■ **MATERIAL SUPPLIED**

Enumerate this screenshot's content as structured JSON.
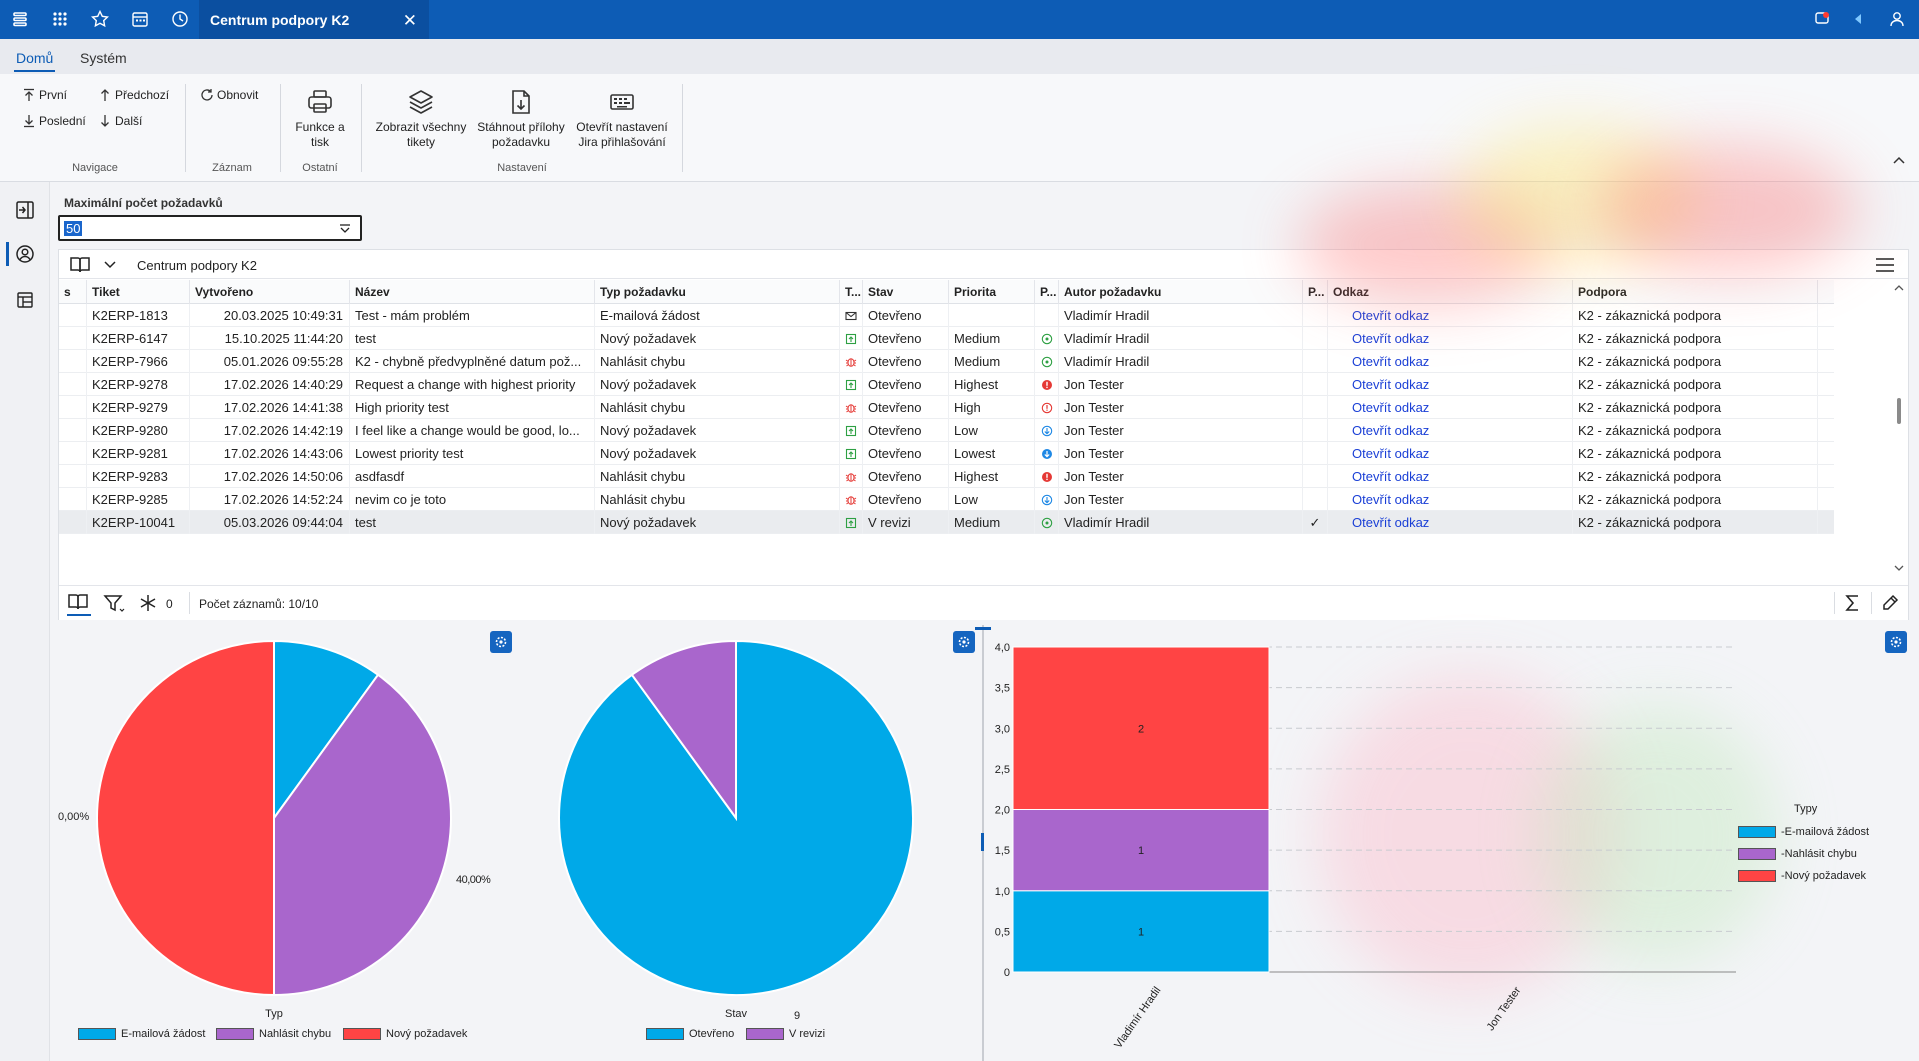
{
  "titlebar": {
    "tab_title": "Centrum podpory K2",
    "bg_color": "#0d5cb5"
  },
  "menu": {
    "items": [
      "Domů",
      "Systém"
    ]
  },
  "ribbon": {
    "nav": {
      "first": "První",
      "previous": "Předchozí",
      "last": "Poslední",
      "next": "Další",
      "group_label": "Navigace"
    },
    "record": {
      "refresh": "Obnovit",
      "group_label": "Záznam"
    },
    "other": {
      "print_line1": "Funkce a",
      "print_line2": "tisk",
      "group_label": "Ostatní"
    },
    "settings": {
      "show_all_line1": "Zobrazit všechny",
      "show_all_line2": "tikety",
      "download_line1": "Stáhnout přílohy",
      "download_line2": "požadavku",
      "jira_line1": "Otevřít nastavení",
      "jira_line2": "Jira přihlašování",
      "group_label": "Nastavení"
    }
  },
  "filter": {
    "label": "Maximální počet požadavků",
    "value": "50"
  },
  "grid": {
    "title": "Centrum podpory K2",
    "columns": [
      "s",
      "Tiket",
      "Vytvořeno",
      "Název",
      "Typ požadavku",
      "T...",
      "Stav",
      "Priorita",
      "P...",
      "Autor požadavku",
      "P...",
      "Odkaz",
      "Podpora"
    ],
    "rows": [
      {
        "tiket": "K2ERP-1813",
        "created": "20.03.2025 10:49:31",
        "name": "Test - mám problém",
        "type": "E-mailová žádost",
        "type_icon": "mail",
        "stav": "Otevřeno",
        "priorita": "",
        "prio_icon": "",
        "author": "Vladimír Hradil",
        "check": "",
        "link": "Otevřít odkaz",
        "podpora": "K2 - zákaznická podpora"
      },
      {
        "tiket": "K2ERP-6147",
        "created": "15.10.2025 11:44:20",
        "name": "test",
        "type": "Nový požadavek",
        "type_icon": "new",
        "stav": "Otevřeno",
        "priorita": "Medium",
        "prio_icon": "medium",
        "author": "Vladimír Hradil",
        "check": "",
        "link": "Otevřít odkaz",
        "podpora": "K2 - zákaznická podpora"
      },
      {
        "tiket": "K2ERP-7966",
        "created": "05.01.2026 09:55:28",
        "name": "K2 - chybně předvyplněné datum pož...",
        "type": "Nahlásit chybu",
        "type_icon": "bug",
        "stav": "Otevřeno",
        "priorita": "Medium",
        "prio_icon": "medium",
        "author": "Vladimír Hradil",
        "check": "",
        "link": "Otevřít odkaz",
        "podpora": "K2 - zákaznická podpora"
      },
      {
        "tiket": "K2ERP-9278",
        "created": "17.02.2026 14:40:29",
        "name": "Request a change with highest priority",
        "type": "Nový požadavek",
        "type_icon": "new",
        "stav": "Otevřeno",
        "priorita": "Highest",
        "prio_icon": "highest",
        "author": "Jon Tester",
        "check": "",
        "link": "Otevřít odkaz",
        "podpora": "K2 - zákaznická podpora"
      },
      {
        "tiket": "K2ERP-9279",
        "created": "17.02.2026 14:41:38",
        "name": "High priority test",
        "type": "Nahlásit chybu",
        "type_icon": "bug",
        "stav": "Otevřeno",
        "priorita": "High",
        "prio_icon": "high",
        "author": "Jon Tester",
        "check": "",
        "link": "Otevřít odkaz",
        "podpora": "K2 - zákaznická podpora"
      },
      {
        "tiket": "K2ERP-9280",
        "created": "17.02.2026 14:42:19",
        "name": "I feel like a change would be good, lo...",
        "type": "Nový požadavek",
        "type_icon": "new",
        "stav": "Otevřeno",
        "priorita": "Low",
        "prio_icon": "low",
        "author": "Jon Tester",
        "check": "",
        "link": "Otevřít odkaz",
        "podpora": "K2 - zákaznická podpora"
      },
      {
        "tiket": "K2ERP-9281",
        "created": "17.02.2026 14:43:06",
        "name": "Lowest priority test",
        "type": "Nový požadavek",
        "type_icon": "new",
        "stav": "Otevřeno",
        "priorita": "Lowest",
        "prio_icon": "lowest",
        "author": "Jon Tester",
        "check": "",
        "link": "Otevřít odkaz",
        "podpora": "K2 - zákaznická podpora"
      },
      {
        "tiket": "K2ERP-9283",
        "created": "17.02.2026 14:50:06",
        "name": "asdfasdf",
        "type": "Nahlásit chybu",
        "type_icon": "bug",
        "stav": "Otevřeno",
        "priorita": "Highest",
        "prio_icon": "highest",
        "author": "Jon Tester",
        "check": "",
        "link": "Otevřít odkaz",
        "podpora": "K2 - zákaznická podpora"
      },
      {
        "tiket": "K2ERP-9285",
        "created": "17.02.2026 14:52:24",
        "name": "nevim co je toto",
        "type": "Nahlásit chybu",
        "type_icon": "bug",
        "stav": "Otevřeno",
        "priorita": "Low",
        "prio_icon": "low",
        "author": "Jon Tester",
        "check": "",
        "link": "Otevřít odkaz",
        "podpora": "K2 - zákaznická podpora"
      },
      {
        "tiket": "K2ERP-10041",
        "created": "05.03.2026 09:44:04",
        "name": "test",
        "type": "Nový požadavek",
        "type_icon": "new",
        "stav": "V revizi",
        "priorita": "Medium",
        "prio_icon": "medium",
        "author": "Vladimír Hradil",
        "check": "✓",
        "link": "Otevřít odkaz",
        "podpora": "K2 - zákaznická podpora"
      }
    ],
    "footer": {
      "filter_count": "0",
      "records_text": "Počet záznamů: 10/10"
    }
  },
  "colors": {
    "email": "#00a9e8",
    "bug": "#a966cc",
    "new": "#ff4444",
    "open": "#00a9e8",
    "review": "#a966cc"
  },
  "chart_data": [
    {
      "type": "pie",
      "title": "",
      "xlabel": "Typ",
      "categories": [
        "E-mailová žádost",
        "Nahlásit chybu",
        "Nový požadavek"
      ],
      "values": [
        10,
        40,
        50
      ],
      "slice_labels": [
        "40,00%",
        "0,00%"
      ]
    },
    {
      "type": "pie",
      "title": "",
      "xlabel": "Stav",
      "extra_label": "9",
      "categories": [
        "Otevřeno",
        "V revizi"
      ],
      "values": [
        9,
        1
      ]
    },
    {
      "type": "bar",
      "stacked": true,
      "categories": [
        "Vladimír Hradil",
        "Jon Tester"
      ],
      "legend_title": "Typy",
      "series": [
        {
          "name": "-E-mailová žádost",
          "values": [
            1,
            0
          ]
        },
        {
          "name": "-Nahlásit chybu",
          "values": [
            1,
            0
          ]
        },
        {
          "name": "-Nový požadavek",
          "values": [
            2,
            0
          ]
        }
      ],
      "ylim": [
        0,
        4
      ],
      "yticks": [
        "0",
        "0,5",
        "1,0",
        "1,5",
        "2,0",
        "2,5",
        "3,0",
        "3,5",
        "4,0"
      ],
      "grid": true,
      "legend_position": "right"
    }
  ]
}
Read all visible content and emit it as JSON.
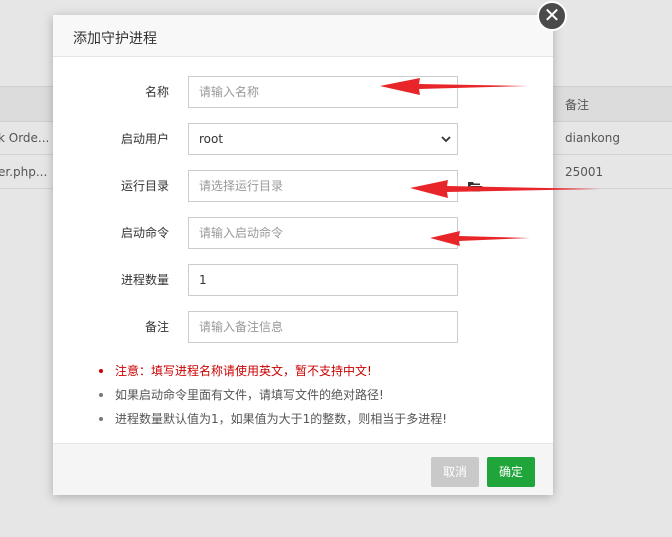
{
  "background": {
    "table_header": {
      "col_remark": "备注"
    },
    "rows": [
      {
        "left_text": "k Orde...",
        "remark": "diankong"
      },
      {
        "left_text": "er.php...",
        "remark": "25001"
      }
    ]
  },
  "dialog": {
    "title": "添加守护进程",
    "close_icon": "close-icon",
    "fields": {
      "name": {
        "label": "名称",
        "value": "",
        "placeholder": "请输入名称"
      },
      "user": {
        "label": "启动用户",
        "value": "root",
        "options": [
          "root"
        ]
      },
      "dir": {
        "label": "运行目录",
        "value": "",
        "placeholder": "请选择运行目录"
      },
      "command": {
        "label": "启动命令",
        "value": "",
        "placeholder": "请输入启动命令"
      },
      "count": {
        "label": "进程数量",
        "value": "1"
      },
      "remark": {
        "label": "备注",
        "value": "",
        "placeholder": "请输入备注信息"
      }
    },
    "tips": [
      {
        "text": "注意：填写进程名称请使用英文，暂不支持中文!",
        "warn": true
      },
      {
        "text": "如果启动命令里面有文件，请填写文件的绝对路径!",
        "warn": false
      },
      {
        "text": "进程数量默认值为1，如果值为大于1的整数，则相当于多进程!",
        "warn": false
      }
    ],
    "buttons": {
      "cancel": "取消",
      "ok": "确定"
    }
  },
  "colors": {
    "ok_button": "#20a53a",
    "cancel_button": "#c9c9c9",
    "warning_text": "#cc0000",
    "annotation_arrow": "#e8262a"
  }
}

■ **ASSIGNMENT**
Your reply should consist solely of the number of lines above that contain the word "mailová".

■ **REPLY**
3